Based on last quarter's numbers, Reliance Jio's current Ebitda run rate is less than $1 billion. But the street is even more bullish
Hong Kong: Mukesh Ambani, India’s richest man, can consistently squeeze more than $10 a barrel in refining margins out of crude. Expect no less from him when it comes to monetizing Reliance Industries Ltd.’s investment in Reliance Jio Infocomm Ltd., the fourth-generation mobile network that’s taken the nation’s digital landscape by storm.
What kind of an equity market valuation should Ambani put on Reliance Jio? The company may be an IPO candidate in late 2018 or early 2019, according to Bloomberg News.
With only one quarter of financial performance to go on, estimates vary wildly. Besides, if history is limited, future prospects are uncertain. Just how much data people in India will consume five years from now, at what price, and from whom, are all up in the air. Revenue from a possible e-commerce foray is also hard to predict.
Even with those caveats, Jio should still be worth around $20 billion, putting it in the league of Sprint Corp. in the US, SK Telecom Co. in South Korea and Telecom Italia SpA in Italy.
To see where that number comes from, start with Bharti Airtel Ltd., India’s No. 1 mobile operator.
Bharti’s $33 billion market capitalization is already factoring in an assimilation of Norwegian carrier Telenor ASA’s Indian unit as well as Tata group’s airwaves and 40 million customers. Strip out those deals, along with Bharti’s sizable African business and tower infrastructure, add net debt, and the enterprise value of the wireless network works out to $29 billion, according to analysts at HDFC Securities Ltd. That yields an EV-to-Ebitda multiple of 9 for 2019.
Now, suppose Ambani is able to attract 280 million customers by 2022, up from 139 million at present, and almost the same as Bharti’s current clientele. Assume it’s able to raise its average revenue per user to Rs200 ($3.10) a month, from 156 now. That’s $10.4 billion in annual revenue, or, at a 40% profit margin, more than $4 billion in Ebitda.
Reliance CDS since January
That might appear too rosy: Based on last quarter’s numbers, Jio’s current Ebitda run rate is less than $1 billion. But the street is even more bullish. Assign a conservative EV-to-Ebitda multiple of 8 to the fully grown Jio. Its enterprise value works out to $32 billion, or 1 time its current fixed-asset base — at the lower end for global telecom firms. Take away $7.5 billion in borrowings, and another $4 billion in spectrum liabilities, and the market value is still north of $20 billion.

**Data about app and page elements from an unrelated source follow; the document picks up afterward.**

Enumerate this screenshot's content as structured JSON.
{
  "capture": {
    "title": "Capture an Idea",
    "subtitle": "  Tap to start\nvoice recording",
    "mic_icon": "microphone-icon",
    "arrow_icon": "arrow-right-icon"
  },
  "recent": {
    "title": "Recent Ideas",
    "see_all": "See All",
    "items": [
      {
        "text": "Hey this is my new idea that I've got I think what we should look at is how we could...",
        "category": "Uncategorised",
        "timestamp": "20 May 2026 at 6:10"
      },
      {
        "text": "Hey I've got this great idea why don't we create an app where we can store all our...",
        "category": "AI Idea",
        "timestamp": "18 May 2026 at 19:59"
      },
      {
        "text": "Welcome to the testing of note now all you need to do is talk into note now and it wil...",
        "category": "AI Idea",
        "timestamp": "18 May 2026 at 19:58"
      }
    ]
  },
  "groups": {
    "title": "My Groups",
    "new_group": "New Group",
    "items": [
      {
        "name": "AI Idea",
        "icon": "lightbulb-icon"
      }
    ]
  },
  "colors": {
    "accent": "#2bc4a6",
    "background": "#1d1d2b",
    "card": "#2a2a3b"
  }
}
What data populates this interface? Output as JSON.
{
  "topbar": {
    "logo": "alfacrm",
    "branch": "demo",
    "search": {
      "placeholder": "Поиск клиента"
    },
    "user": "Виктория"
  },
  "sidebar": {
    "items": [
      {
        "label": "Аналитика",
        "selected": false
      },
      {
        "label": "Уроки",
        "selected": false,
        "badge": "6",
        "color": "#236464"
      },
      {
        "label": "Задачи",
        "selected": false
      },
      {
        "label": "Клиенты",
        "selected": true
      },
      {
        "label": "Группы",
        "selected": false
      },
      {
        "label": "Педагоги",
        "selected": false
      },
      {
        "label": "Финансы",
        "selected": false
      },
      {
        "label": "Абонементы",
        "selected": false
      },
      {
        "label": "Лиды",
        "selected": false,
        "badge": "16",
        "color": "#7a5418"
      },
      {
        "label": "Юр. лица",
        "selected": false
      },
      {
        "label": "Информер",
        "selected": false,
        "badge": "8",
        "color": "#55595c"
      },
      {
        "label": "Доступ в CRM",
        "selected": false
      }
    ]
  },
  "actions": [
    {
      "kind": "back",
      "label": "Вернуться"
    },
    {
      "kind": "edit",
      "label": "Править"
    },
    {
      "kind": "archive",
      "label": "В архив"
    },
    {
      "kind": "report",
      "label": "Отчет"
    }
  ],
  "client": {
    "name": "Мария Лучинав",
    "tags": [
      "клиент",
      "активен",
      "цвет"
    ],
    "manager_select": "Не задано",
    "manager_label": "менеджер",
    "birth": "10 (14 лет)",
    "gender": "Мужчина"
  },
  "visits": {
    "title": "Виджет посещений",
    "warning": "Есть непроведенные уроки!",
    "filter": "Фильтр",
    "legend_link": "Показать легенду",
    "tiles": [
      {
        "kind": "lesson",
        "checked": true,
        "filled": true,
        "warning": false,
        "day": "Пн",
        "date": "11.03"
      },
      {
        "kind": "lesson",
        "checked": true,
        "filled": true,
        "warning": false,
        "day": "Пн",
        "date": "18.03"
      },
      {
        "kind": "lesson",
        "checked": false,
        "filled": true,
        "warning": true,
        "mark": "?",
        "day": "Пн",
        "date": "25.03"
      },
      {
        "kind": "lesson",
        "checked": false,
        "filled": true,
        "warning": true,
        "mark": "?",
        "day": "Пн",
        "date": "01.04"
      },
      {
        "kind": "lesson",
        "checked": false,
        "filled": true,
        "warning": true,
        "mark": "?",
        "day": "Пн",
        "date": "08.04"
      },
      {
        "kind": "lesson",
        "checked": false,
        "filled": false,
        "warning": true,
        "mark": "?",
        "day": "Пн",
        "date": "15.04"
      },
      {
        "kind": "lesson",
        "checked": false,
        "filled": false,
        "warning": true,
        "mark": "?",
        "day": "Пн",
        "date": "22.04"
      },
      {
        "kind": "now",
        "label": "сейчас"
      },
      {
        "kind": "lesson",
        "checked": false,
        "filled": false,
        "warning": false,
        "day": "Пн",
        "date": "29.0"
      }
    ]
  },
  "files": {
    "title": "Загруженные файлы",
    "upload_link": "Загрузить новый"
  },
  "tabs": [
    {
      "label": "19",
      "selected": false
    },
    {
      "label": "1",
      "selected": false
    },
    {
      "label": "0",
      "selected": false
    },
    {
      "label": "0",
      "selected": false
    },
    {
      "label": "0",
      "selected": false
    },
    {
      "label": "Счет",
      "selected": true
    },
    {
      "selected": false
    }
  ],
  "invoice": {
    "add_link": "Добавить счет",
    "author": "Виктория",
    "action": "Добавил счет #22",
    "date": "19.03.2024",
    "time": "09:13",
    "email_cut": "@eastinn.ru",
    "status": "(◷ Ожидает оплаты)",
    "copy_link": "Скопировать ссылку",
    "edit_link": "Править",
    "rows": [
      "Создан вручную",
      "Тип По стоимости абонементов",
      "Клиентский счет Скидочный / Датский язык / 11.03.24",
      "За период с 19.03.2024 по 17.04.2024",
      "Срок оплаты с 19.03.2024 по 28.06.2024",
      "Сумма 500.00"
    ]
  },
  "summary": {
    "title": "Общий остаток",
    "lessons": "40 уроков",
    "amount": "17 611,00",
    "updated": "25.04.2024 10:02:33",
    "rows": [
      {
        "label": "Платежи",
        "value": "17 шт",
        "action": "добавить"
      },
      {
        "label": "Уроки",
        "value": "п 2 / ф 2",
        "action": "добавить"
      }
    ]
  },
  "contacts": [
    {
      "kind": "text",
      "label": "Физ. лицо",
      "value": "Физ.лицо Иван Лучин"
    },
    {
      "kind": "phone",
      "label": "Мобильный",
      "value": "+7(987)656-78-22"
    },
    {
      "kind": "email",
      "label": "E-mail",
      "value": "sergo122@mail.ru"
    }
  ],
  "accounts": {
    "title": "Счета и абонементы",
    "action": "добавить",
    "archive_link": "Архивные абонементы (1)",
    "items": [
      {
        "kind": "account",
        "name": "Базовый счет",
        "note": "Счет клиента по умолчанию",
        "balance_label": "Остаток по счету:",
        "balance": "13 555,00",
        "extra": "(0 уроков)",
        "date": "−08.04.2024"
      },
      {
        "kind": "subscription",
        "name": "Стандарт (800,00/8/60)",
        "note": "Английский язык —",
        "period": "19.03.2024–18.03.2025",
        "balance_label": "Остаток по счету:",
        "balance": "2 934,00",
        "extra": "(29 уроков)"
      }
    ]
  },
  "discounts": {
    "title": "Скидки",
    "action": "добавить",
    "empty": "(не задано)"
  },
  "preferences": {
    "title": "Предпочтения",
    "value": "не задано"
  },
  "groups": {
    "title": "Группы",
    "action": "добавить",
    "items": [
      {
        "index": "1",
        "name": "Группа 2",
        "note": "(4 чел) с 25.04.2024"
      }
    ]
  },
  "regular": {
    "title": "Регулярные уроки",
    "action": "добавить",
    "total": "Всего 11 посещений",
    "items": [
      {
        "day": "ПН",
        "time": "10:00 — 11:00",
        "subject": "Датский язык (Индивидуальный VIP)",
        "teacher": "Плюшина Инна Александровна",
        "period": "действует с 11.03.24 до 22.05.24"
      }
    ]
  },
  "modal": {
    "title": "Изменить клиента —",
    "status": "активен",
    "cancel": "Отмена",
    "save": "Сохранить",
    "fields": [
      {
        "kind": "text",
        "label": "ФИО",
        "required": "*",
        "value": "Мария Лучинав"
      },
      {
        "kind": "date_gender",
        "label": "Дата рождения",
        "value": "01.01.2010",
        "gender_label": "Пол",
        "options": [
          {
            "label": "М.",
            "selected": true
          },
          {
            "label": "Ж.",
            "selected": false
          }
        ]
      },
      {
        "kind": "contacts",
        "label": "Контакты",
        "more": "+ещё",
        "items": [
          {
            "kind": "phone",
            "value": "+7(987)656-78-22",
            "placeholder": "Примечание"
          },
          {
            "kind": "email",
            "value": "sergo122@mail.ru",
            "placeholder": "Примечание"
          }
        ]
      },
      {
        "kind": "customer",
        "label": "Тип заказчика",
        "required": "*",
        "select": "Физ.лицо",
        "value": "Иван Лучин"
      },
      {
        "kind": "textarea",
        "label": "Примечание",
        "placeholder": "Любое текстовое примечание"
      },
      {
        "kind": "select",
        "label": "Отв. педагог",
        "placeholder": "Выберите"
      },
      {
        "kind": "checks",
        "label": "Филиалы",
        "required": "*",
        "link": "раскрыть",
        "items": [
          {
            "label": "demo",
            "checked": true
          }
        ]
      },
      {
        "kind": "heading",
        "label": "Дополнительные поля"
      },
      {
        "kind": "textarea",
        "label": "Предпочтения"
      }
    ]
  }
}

Whether Reliance shareholders can monetize a chunk of that will depend on how eager the market is to buy into Ambani’s vision of “data as the new oil," versus how anxious the tycoon is to sell.
With the energy-and-petrochemical firm’s credit default swaps headed resolutely south, there’s no reason to rush anything. Bloomberg Gadfly